The "Cutting down of the tree" was a special day indeed. We would take one of our sleds or toboggan with us and walk to the spot. Now, it didn't matter the weather, we went anyway and I can remember on many occasions walking knee deep through snow, or falling snow. There were other times when the "Tree Walk" was as lovely as was the crispness of the winter air. You would hear the crunch of every step, the birds seemed to call more sharply and each breath exhaled seemed to turn to tiny icicles right before you.
Dad always cut down the tree with his big saw. Nothing was wasted. Dad usually cut off the bottom branches prior to cutting down the tree, brought them home and used them  to cover Mum's little flower garden in the front of the house. I can picture him now, laying on the ground under the tree, listening to the sounds of saw against wood .....and then "SWOOSH" - with all its might, fell onto the forest floor. Tree dragged and tied and resting on top of the sled, or toboggan.

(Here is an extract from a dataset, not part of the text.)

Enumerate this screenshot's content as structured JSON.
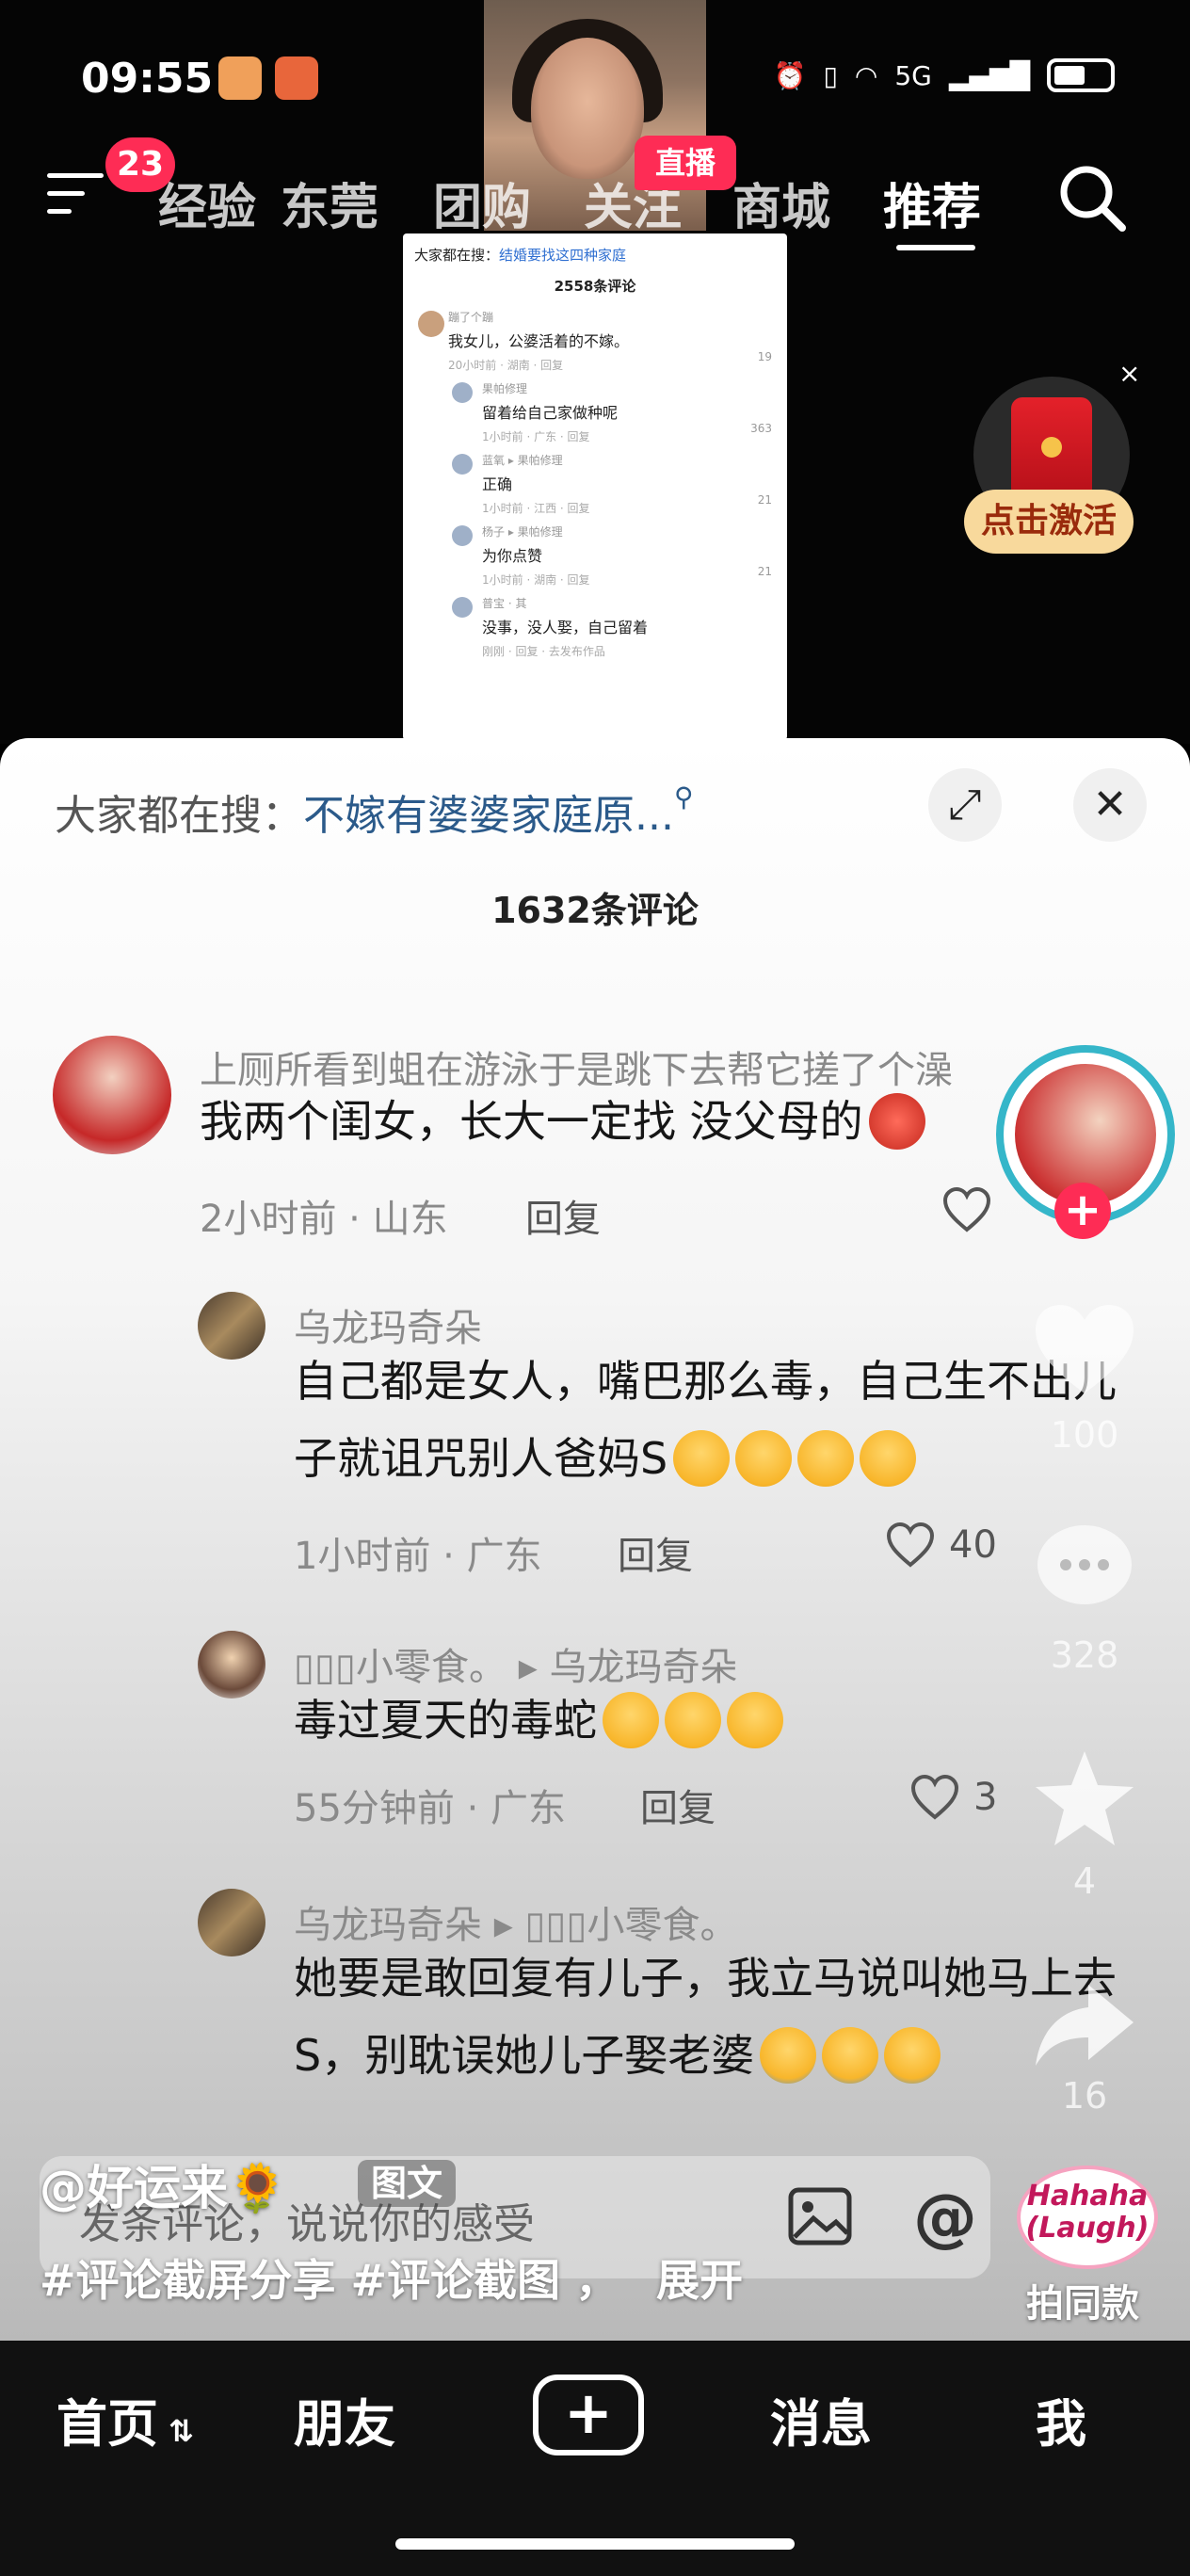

Mum brings out the thermos of hot chocolate and cookies. We sit around on dead logs or right on top of the snow and enjoy the delightful taste of early shortbread cookies. My Mum was such a wonderful baker. She not only cooked for her family, she also had quite the reputation of filling many others homes with her delightful talents in the kitchen. Having a special occasion, party or gathering of any sort. Just call Madeline - a caterer before catering became a career.
Once the tree was home, it had to stand in the back porch until everything had melted off and then it was time to bring it into the house. There was the odd time when a used bird nest was found built deep within the branches.
The ice or snow has melted and prior to the tree coming into the house, Dad hastily searches for the olde tree stand. Finally the tree is up and sturdily fast into the corner. WE have all helped to decorate, lights, popcorn, olde ornaments and new..... and finally, Dad is ready for his tinsel job. As I said, Dad loved to put tinsel on the tree. Some of us would even sit and watch. He would start at the bottom, placing EACH strand separately, until he reached the top. I have often wondered what great patience he had to place these strands of tinsel. I do not know how world widely tinsel is used today, however; I do know that tinsel resides at our house and many of our neighbours. Have fun decorating your tree - whatever shape, style, colour - tinsel or garland......or whatever you choose to call a "TREE" - ENJOY.